On 2nd November 2023, the UK will observe National Stress Awareness Day. Set up by the International Stress Management Association, the annual event has been created to raise awareness of the effects of psychological distress in the workplace and the strategies we can employ to address it.
Given that 79% of people say job-related stress is the most common form of stress they experience, it’s not surprising that the workplace is the central focus of the event. With so many of us feeling stressed at work, and 1 in 14 of us feeling stressed every single day, it’s vital that we know how to spot the signs and manage the symptoms before stress starts to become a problem.
What is Stress?
According to World Health Organization, stress is “a state of worry or mental tension caused by a difficult situation.” While WHO reassures that stress is a natural human response that can actually help us tackle threats and challenges, they also confirm that “too much stress can cause physical and mental health problems.”
When high levels of stress are suffered for a prolonged period, a person can experience:
Heartburn and digestive problems
Muscle tension and pain
Increased risk of heart attack, high blood pressure, and stroke
Now that we know the signs of a stressed mental state, let’s take a look at the steps you can take to manage stress and remain grounded when pressures start to rise. First off, it’s important to know the facts about stress – because you’ve probably heard a lot of fiction…
Myth: Stress is motivational
Fact: While it’s true that short-term reactions to stress can help us deal with difficult or dangerous situations, using stress as your main motivator will eventually impact your physical health and mental wellbeing. As Psychology Today puts it: “People who get things done under stress are succeeding in spite of their stress, not because of it.”
Myth: Stress is a mental health condition
Fact: If left unaddressed, stress can cause mental health conditions such as depression and anxiety to develop. However, stress itself is not a mental health condition - but rather a physiological response to some form of jeopardy.
Myth: Stress is inevitable
Fact: Stress may be an unavoidable reality, but it doesn’t have to be inevitable. That’s because we can take steps to change our response to stress by developing better mental resilience and effective coping mechanisms.
Tips to Manage Stress
1. Prioritise your wellbeing
In order to keep stress at bay, it’s important that we’re feeling well in our minds and bodies. Sleep, physical activity, and healthy eating can make stress easier to cope with by boosting our brain function and enhancing our analytical skills. You can begin by introducing small changes that make a big difference to your mental wellbeing, such as fitting in a short daily walk or getting to bed an hour earlier.
2. Learn to identify your triggers
As we’ve already mentioned, stress is often unavoidable. By learning to recognise what gets you stressed, however, you can better prepare for stressful situations as and when they arise. A good way to track your triggers is by making a note of everything that makes you feel stressed and looking for any patterns. When you next encounter one of these situations, you can pre-empt your response and use techniques to calm your stress levels – such as…
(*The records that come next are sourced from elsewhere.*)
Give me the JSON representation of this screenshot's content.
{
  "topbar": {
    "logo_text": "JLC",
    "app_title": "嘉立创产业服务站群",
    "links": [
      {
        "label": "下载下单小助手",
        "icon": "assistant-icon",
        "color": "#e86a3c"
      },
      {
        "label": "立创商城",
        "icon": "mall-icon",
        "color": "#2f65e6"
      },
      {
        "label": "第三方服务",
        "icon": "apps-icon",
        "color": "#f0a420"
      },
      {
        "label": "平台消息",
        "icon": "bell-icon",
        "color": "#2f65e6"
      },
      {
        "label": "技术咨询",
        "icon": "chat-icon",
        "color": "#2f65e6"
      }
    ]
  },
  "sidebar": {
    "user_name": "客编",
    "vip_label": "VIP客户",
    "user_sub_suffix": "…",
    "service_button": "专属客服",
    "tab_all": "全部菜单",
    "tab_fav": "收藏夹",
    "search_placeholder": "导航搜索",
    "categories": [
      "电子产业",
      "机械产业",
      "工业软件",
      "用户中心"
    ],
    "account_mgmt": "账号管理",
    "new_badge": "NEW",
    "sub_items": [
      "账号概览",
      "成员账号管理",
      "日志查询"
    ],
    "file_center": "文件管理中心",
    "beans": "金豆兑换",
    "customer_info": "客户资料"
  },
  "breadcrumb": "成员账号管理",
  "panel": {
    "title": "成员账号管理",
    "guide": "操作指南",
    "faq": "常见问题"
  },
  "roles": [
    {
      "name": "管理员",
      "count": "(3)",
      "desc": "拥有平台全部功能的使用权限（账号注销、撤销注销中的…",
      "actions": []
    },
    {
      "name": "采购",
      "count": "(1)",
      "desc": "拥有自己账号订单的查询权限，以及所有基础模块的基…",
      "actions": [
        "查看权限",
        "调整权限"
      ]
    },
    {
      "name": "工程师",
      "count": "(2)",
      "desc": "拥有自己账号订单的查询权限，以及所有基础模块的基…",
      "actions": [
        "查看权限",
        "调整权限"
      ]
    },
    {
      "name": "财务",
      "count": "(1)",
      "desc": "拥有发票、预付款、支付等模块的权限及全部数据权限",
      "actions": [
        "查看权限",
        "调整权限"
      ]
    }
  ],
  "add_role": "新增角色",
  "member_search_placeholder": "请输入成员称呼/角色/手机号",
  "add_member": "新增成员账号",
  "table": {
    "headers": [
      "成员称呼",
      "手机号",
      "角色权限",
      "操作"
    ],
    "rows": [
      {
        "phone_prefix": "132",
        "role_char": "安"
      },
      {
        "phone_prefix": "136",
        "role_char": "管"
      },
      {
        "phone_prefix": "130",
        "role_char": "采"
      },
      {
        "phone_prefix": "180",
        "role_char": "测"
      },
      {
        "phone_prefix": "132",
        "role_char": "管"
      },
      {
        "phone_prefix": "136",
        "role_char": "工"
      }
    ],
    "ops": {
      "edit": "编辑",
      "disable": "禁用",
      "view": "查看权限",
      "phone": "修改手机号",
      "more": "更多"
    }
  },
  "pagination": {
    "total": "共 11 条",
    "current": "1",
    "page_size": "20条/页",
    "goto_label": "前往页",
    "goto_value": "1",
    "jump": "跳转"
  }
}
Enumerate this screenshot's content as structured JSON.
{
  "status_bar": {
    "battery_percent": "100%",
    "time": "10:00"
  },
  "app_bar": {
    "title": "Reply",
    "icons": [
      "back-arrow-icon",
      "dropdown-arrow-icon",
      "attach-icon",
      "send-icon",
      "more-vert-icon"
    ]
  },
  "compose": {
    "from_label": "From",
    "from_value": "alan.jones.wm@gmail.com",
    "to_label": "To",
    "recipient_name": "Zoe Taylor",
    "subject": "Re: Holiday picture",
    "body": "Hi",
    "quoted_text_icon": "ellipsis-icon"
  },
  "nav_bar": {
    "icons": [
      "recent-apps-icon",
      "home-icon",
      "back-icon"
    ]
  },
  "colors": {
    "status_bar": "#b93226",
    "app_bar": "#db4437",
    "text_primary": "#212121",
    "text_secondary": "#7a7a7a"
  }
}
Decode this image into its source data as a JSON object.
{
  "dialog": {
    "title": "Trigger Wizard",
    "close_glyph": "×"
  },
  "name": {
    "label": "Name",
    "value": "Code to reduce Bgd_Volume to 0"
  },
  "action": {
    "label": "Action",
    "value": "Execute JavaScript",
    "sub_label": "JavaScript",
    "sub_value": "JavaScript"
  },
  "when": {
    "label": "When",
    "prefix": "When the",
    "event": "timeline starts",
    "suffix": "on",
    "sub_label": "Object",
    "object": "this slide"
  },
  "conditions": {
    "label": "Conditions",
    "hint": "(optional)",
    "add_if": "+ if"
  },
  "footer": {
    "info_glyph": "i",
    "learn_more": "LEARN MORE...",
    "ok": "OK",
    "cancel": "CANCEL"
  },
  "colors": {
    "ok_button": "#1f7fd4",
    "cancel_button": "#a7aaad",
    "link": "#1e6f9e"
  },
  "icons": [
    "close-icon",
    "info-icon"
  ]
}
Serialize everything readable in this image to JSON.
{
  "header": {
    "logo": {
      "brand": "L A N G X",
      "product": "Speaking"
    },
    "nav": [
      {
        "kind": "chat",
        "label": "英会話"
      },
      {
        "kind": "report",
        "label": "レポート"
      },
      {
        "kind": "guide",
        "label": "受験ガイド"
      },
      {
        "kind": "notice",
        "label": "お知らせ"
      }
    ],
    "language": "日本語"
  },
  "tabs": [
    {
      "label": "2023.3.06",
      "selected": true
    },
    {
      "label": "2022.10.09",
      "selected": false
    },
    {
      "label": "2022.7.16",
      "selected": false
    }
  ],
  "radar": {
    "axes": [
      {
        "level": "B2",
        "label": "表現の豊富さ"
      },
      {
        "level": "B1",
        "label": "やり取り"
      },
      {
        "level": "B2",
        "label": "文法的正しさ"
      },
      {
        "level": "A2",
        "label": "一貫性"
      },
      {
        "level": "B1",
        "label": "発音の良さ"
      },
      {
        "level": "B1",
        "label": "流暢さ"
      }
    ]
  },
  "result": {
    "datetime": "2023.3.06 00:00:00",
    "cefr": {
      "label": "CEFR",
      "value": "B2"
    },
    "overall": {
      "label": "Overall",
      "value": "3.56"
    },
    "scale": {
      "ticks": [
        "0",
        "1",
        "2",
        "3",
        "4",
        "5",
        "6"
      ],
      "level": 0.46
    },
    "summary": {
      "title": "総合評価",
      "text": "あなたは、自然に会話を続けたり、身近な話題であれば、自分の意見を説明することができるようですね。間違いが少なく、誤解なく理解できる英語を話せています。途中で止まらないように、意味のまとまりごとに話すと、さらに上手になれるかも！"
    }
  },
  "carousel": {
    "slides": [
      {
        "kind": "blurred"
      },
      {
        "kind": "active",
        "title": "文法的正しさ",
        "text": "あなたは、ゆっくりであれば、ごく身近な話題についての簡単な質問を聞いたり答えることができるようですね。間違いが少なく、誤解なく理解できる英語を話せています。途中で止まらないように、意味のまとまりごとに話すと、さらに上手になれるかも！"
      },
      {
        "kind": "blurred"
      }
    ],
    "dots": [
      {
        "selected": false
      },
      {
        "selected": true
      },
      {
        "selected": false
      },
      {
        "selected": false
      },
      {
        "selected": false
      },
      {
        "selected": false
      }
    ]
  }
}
3. Breathing exercises
Did you know that breathing deeply can send signals to your brain that encourage your body to relax? By incorporating a breathing exercise such as this one from the NHS into your daily routine, you can calm your mind, steady your heart rate, and face your stress triggers in a positive, resilient way:
Sit or lie in a comfortable position with your arms by your sides and your feet hip-width apart
Let your breath flow as deep down into your belly as is comfortable, breathing in through the nose and out through the mouth
With each inhale, count steadily from 1 to 5. Then, gently release the breath while counting from 1 to 5 again
Repeat for 5 minutes each day to experience the full benefits
4. Limit time on social media
Spending too much time on social media can become stressful for two reasons. Firstly, the act of comparing ourselves to others can make us feel depressed and isolated, which in turn leaves us less able to deal with stressful situations. Secondly, because many people use social media at night, it can impact our sleep quality and cause us to feel more irritable - and less resilient.
If you feel that social media is causing your stress to spike, why not set a screentime cap on your apps to remind you to stop scrolling?
5. Connect with others
Forming connections with those around us is vital to feeling safe and supported. Whether that’s reaching out to a friend or colleague, joining a shared interest group, or volunteering for a local cause, finding a sense of community can boost your wellbeing and provide a space to give and receive support for life’s many challenges.
Where to Turn for Further Support
Tried all the above and still can’t seem to shake stress? It might be time to speak to your GP about alternative treatment options such as Cognitive Behavioural Therapy (CBT), medications, or referral to a specialist.
If your employer offers Vivup’s Employee Assistance Programme, there are lots of useful resources on breathing techniques and mindfulness that can help you manage stress. Plus, you can also access a 24-hour telephone helpline for responsive, confidential and totally independent advice should you or a colleague need mental health support.